"Once upon a time there lived in Berlin, Germany, a man called Albinus. He was rich, respectable, happy; one day he abandoned his wife for the sake of a youthful mistress; he loved; was not loved; and his life ended in disaster." Thus begins Vladimir Nabokov's Laughter in the Dark; this, the author tells us, is the whole story—except that he starts from here, with his characteristic dazzling skill and irony, and brilliantly turns a fable into a chilling, original novel of folly and destruction. Amidst a Weimar-era milieu of silent film stars, artists, and aspirants, Nabokov creates a merciless masterpiece as Albinus, an aging critic, falls prey to his own desires, to his teenage mistress, and to Axel Rex, the scheming rival for her affections who finds his greatest joy in the downfall of others.

Published first in Russian as Kamera Obskura in 1932, this book appeared in Nabokov's own English translation six years later. This New Directions edition, based on the text as Nabokov revised it in 1960, features a new introduction by Booker Prize-winner John Banville.

(retrieved from Amazon Thu, 12 Mar 2015 18:09:20 -0400)

(see all 5 descriptions)

In Berlin there lived a man called Albinus.

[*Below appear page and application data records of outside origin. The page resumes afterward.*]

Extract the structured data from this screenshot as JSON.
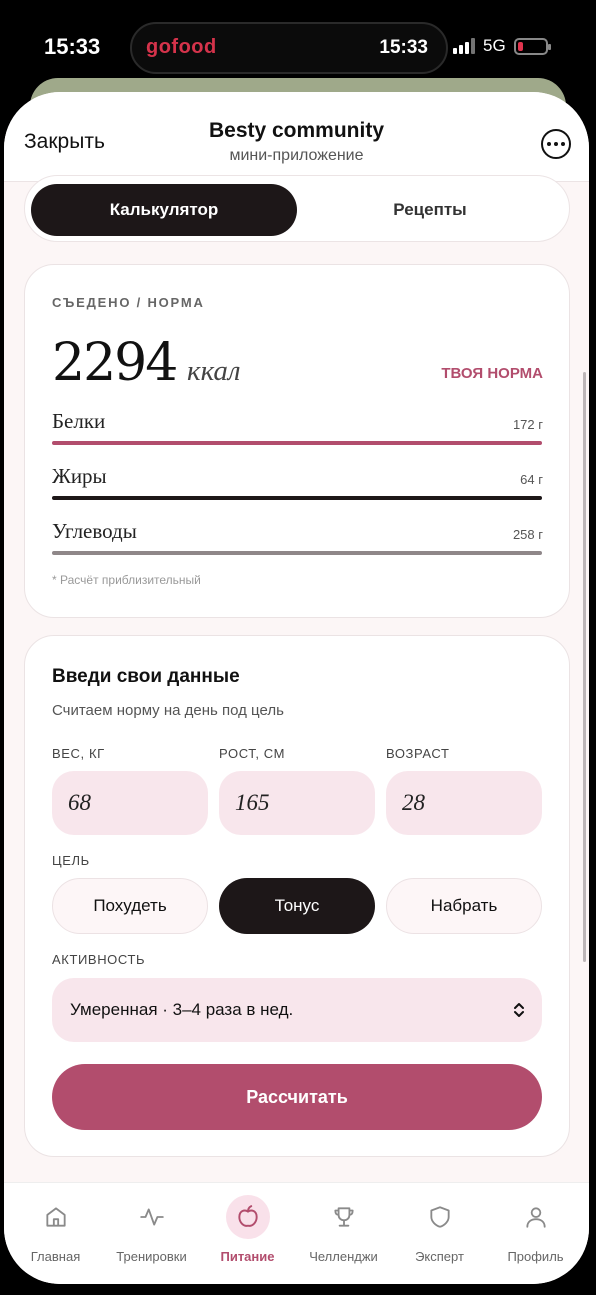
{
  "status_bar": {
    "time": "15:33",
    "island_brand": "gofood",
    "island_time": "15:33",
    "network": "5G",
    "battery_level_percent": 20
  },
  "header": {
    "close_label": "Закрыть",
    "title": "Besty community",
    "subtitle": "мини-приложение",
    "more_icon": "ellipsis-circle-icon"
  },
  "tabs": {
    "items": [
      "Калькулятор",
      "Рецепты"
    ],
    "active": "Калькулятор"
  },
  "summary": {
    "eyebrow": "СЪЕДЕНО / НОРМА",
    "kcal_value": "2294",
    "kcal_unit": "ккал",
    "norm_link": "ТВОЯ НОРМА",
    "macros": [
      {
        "name": "Белки",
        "value": "172 г",
        "color": "#b24d6d"
      },
      {
        "name": "Жиры",
        "value": "64 г",
        "color": "#1d1718"
      },
      {
        "name": "Углеводы",
        "value": "258 г",
        "color": "#8f8789"
      }
    ],
    "note": "* Расчёт приблизительный"
  },
  "form": {
    "title": "Введи свои данные",
    "subtitle": "Считаем норму на день под цель",
    "weight": {
      "label": "ВЕС, КГ",
      "value": "68"
    },
    "height": {
      "label": "РОСТ, СМ",
      "value": "165"
    },
    "age": {
      "label": "ВОЗРАСТ",
      "value": "28"
    },
    "goal": {
      "label": "ЦЕЛЬ",
      "options": [
        "Похудеть",
        "Тонус",
        "Набрать"
      ],
      "selected": "Тонус"
    },
    "activity": {
      "label": "АКТИВНОСТЬ",
      "value": "Умеренная · 3–4 раза в нед."
    },
    "submit_label": "Рассчитать"
  },
  "bottom_nav": {
    "active": "Питание",
    "items": [
      {
        "label": "Главная",
        "icon": "home-icon"
      },
      {
        "label": "Тренировки",
        "icon": "activity-pulse-icon"
      },
      {
        "label": "Питание",
        "icon": "apple-icon"
      },
      {
        "label": "Челленджи",
        "icon": "trophy-icon"
      },
      {
        "label": "Эксперт",
        "icon": "shield-icon"
      },
      {
        "label": "Профиль",
        "icon": "user-icon"
      }
    ]
  },
  "colors": {
    "accent": "#b24d6d",
    "dark": "#1d1718",
    "input_bg": "#f8e6ec",
    "page_bg": "#fcf6f6"
  }
}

He was rich, respectable and happy but one day he abandoned his wife for the sake of a youthful mistress he loved. He was not loved in return, however, and his life ended in disaster.

(summary from another edition)

» see all 2 descriptions

Quick Links

Swap Ebooks Audio
1 avail.
132 wanted
3 pay

Popular covers


Average: (3.9)
1 3
2 8
2.5 3
3 46
3.5 20
4 107
4.5 16
5 52

Penguin Australia

2 editions of this book were published by Penguin Australia.

Editions: 0141186526, 0141196955

Is this you?

Become a LibraryThing Author.


You are using the new servers! | About | Privacy/Terms | Help/FAQs | Blog | Store | APIs | TinyCat | Legacy Libraries | Early Reviewers | Common Knowledge | 115,100,386 books! | Top bar: Always visible